It turned out that it was: every day in her adventuring and business life she uses information she learned from her “favorite, most influential professor,” Tom Burke, then a Ph.D. candidate. “In helping him do research, I became interested in human behavior and what influences that behavior.”
A member of Order of Omega and Delta Gamma sorority, Levine studied by day and waited tables at night, all while dealing with a serious cardiac defect, Wolff-Parkinson-White syndrome.
“I was not at all an invalid,” she says. “I felt fine 99.9 percent of the time. But then I would land in the emergency room.”
The condition prevented her from exercising strenuously. So, when doctors finally corrected it through surgery, Levine, then 32, wasted no time. She decided to climb her first mountain: 19,341-foot Mount Kilimanjaro in Tanzania. She bought a pair of hiking boots, borrowed the rest of her gear, and winged her way to Africa alone. She hired a local guide and learned for the first time the exhilaration of scaling a peak.
“I loved the idea that you can get by with just the stuff you can carry on your back. It was the first time I learned I could push past pain and discomfort.”
Ever since, Levine has zipped back to the wilderness every chance she’s gotten. She’s devoted most of the last year to writing her book, but this summer, when the manuscript was in copy editing, she had two weeks to spare.
She flew to Uganda for the fourth time to ascend a peak in the Rwenzori Mountains. Never mind that because of the turmoil in the neighboring Democratic Republic of Congo she and her boyfriend had to be accompanied by armed guards. Levine wanted to check in on her women’s training project — and to get as close to the top of the world as she could.
“I have tons left to do,” she says. “After this book is done, I’m gonna go hit it hard.”
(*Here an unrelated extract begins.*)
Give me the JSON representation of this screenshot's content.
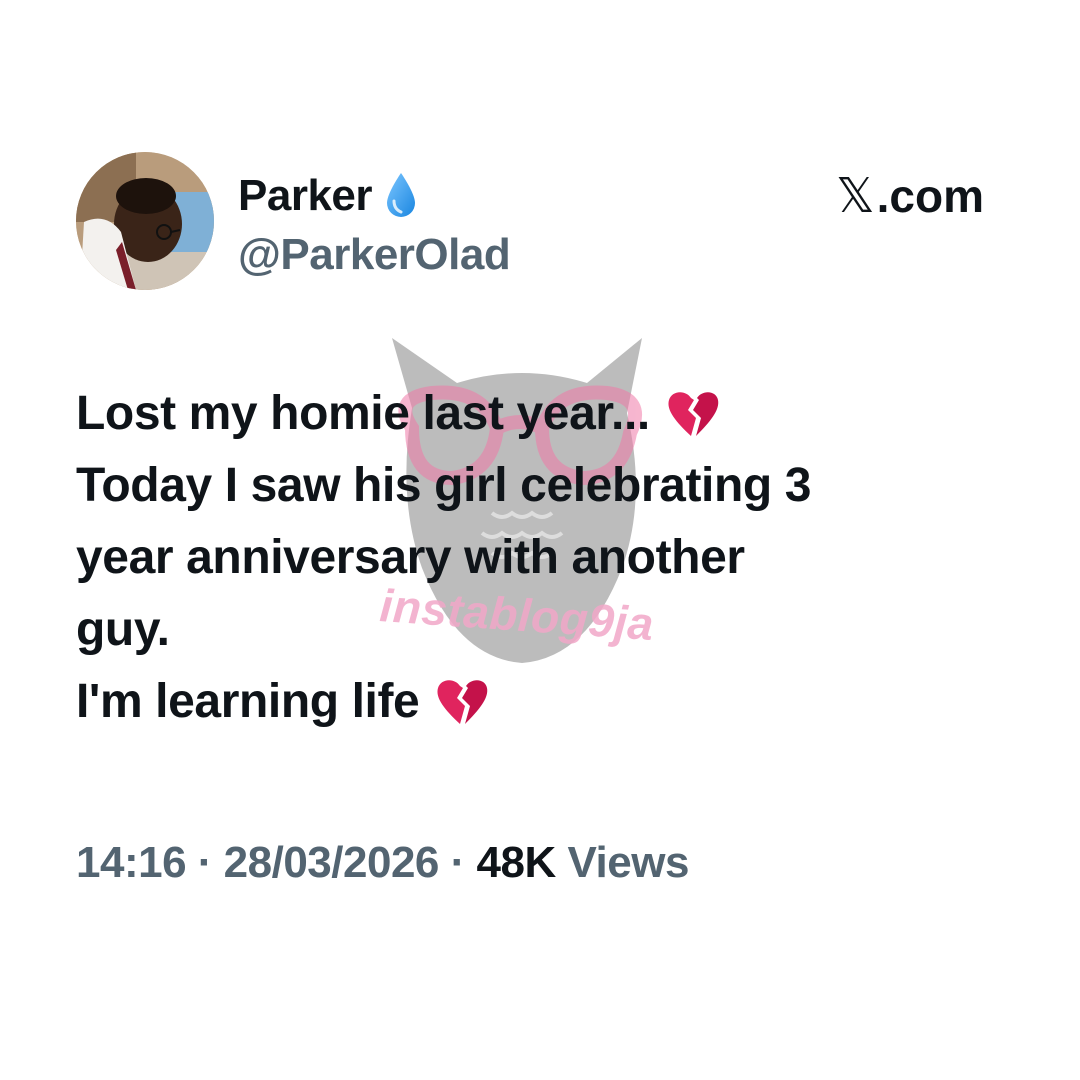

The moment she arrived at Everest’s peak, she had successfully completed the Adventure Grand Slam: climbing all Seven Summits and reaching both poles. She’s one of a handful of people in the world who can make that claim.